Chloe Shorten is leading a campaign encouraging parents to teach young children to challenge gender stereotypes even before they can walk.

The psychologist and author, best known as the wife of Opposition Leader Bill Shorten, has teamed up with domestic violence advocacy group Our Watch.

The group will today release a research report supporting the challenging of gender stereotypes for children aged 0 to 3.


A truth-telling play makes its Manawatu debut

Kali Kopae's face shines under an unlikely halo of a woolly beanie. It's an open face and a tool for telling a nest of women's stories.

They are stories that are grounded in the dirt of truth, accumulated, absorbed and nurtured by Kopae's husband, Jamie McCaskill.

Kali Kopae stars in the play Not in Our Neighbourhood.

While living in Thames a few years ago, McCaskill worked with the Hauraki Women's Refuge as a performance advocate and from that, grew the one-woman play Not in Our Neighbourhood.


App to protect children from porn

Hawke's Bay families have been asked to take a stand against the ease of accessing online pornography for children.

Two Kiwi dads, Rory Birkbeck and Aaron Sinclair, designed Safe Surfer, an application which blocks harmful websites and enforces safe search options on Google and YouTube so pornographic material cannot be accidentally seen.

"Pornography often features aggressive content which is degrading towards women. We can't afford to have our children grow up thinking this is the sexual norm," Mr Birkbeck said.

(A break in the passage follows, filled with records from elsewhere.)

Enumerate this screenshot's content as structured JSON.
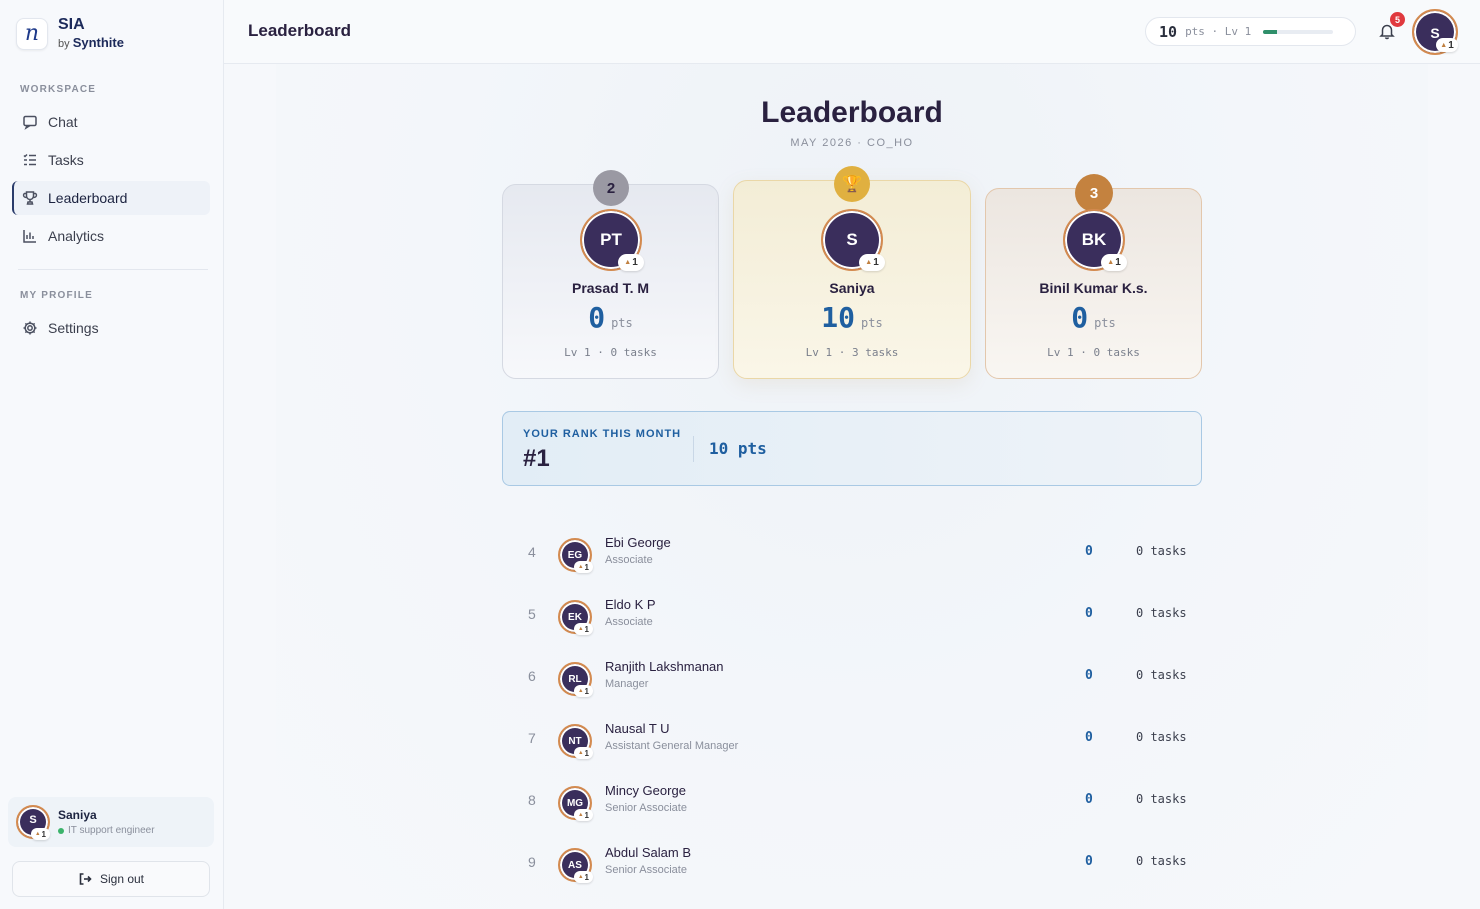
{
  "brand": {
    "name": "SIA",
    "by": "by",
    "company": "Synthite",
    "logo_letter": "n"
  },
  "sidebar": {
    "workspace_label": "WORKSPACE",
    "items": [
      {
        "label": "Chat",
        "icon": "chat-icon"
      },
      {
        "label": "Tasks",
        "icon": "tasks-icon"
      },
      {
        "label": "Leaderboard",
        "icon": "trophy-icon",
        "active": true
      },
      {
        "label": "Analytics",
        "icon": "analytics-icon"
      }
    ],
    "profile_label": "MY PROFILE",
    "settings_label": "Settings",
    "user": {
      "initials": "S",
      "level": "1",
      "name": "Saniya",
      "role": "IT support engineer"
    },
    "signout_label": "Sign out"
  },
  "header": {
    "title": "Leaderboard",
    "points": "10",
    "points_label": "pts · Lv 1",
    "level_progress": 0.2,
    "notification_count": "5",
    "user_initials": "S",
    "user_level": "1"
  },
  "leaderboard": {
    "title": "Leaderboard",
    "subtitle": "MAY 2026 · CO_HO",
    "pts_unit": "pts",
    "podium": [
      {
        "rank": "2",
        "initials": "PT",
        "level": "1",
        "name": "Prasad T. M",
        "points": "0",
        "meta": "Lv 1 · 0 tasks"
      },
      {
        "rank": "🏆",
        "initials": "S",
        "level": "1",
        "name": "Saniya",
        "points": "10",
        "meta": "Lv 1 · 3 tasks"
      },
      {
        "rank": "3",
        "initials": "BK",
        "level": "1",
        "name": "Binil Kumar K.s.",
        "points": "0",
        "meta": "Lv 1 · 0 tasks"
      }
    ],
    "your_rank": {
      "label": "YOUR RANK THIS MONTH",
      "rank": "#1",
      "points": "10 pts"
    },
    "rows": [
      {
        "rank": "4",
        "initials": "EG",
        "level": "1",
        "name": "Ebi George",
        "role": "Associate",
        "points": "0",
        "tasks": "0 tasks"
      },
      {
        "rank": "5",
        "initials": "EK",
        "level": "1",
        "name": "Eldo K P",
        "role": "Associate",
        "points": "0",
        "tasks": "0 tasks"
      },
      {
        "rank": "6",
        "initials": "RL",
        "level": "1",
        "name": "Ranjith Lakshmanan",
        "role": "Manager",
        "points": "0",
        "tasks": "0 tasks"
      },
      {
        "rank": "7",
        "initials": "NT",
        "level": "1",
        "name": "Nausal T U",
        "role": "Assistant General Manager",
        "points": "0",
        "tasks": "0 tasks"
      },
      {
        "rank": "8",
        "initials": "MG",
        "level": "1",
        "name": "Mincy George",
        "role": "Senior Associate",
        "points": "0",
        "tasks": "0 tasks"
      },
      {
        "rank": "9",
        "initials": "AS",
        "level": "1",
        "name": "Abdul Salam B",
        "role": "Senior Associate",
        "points": "0",
        "tasks": "0 tasks"
      }
    ]
  },
  "colors": {
    "accent": "#1f5fa0",
    "avatar_bg": "#3a2e5c",
    "avatar_ring": "#d38a4f",
    "gold": "#e0b040",
    "silver": "#9a99a3",
    "bronze": "#c4823f"
  }
}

Adjournment for man charged with wife's murder

A man charged with the murder of his wife in Taupo at Easter will wait at least another two weeks before he pleads to the charge.

Simon Harvey Frank, 56, from Wellington appeared in the High Court at Rotorua today via audio visual link. He is charged with the murder of 58-year-old Petra Frank.


Category: News Media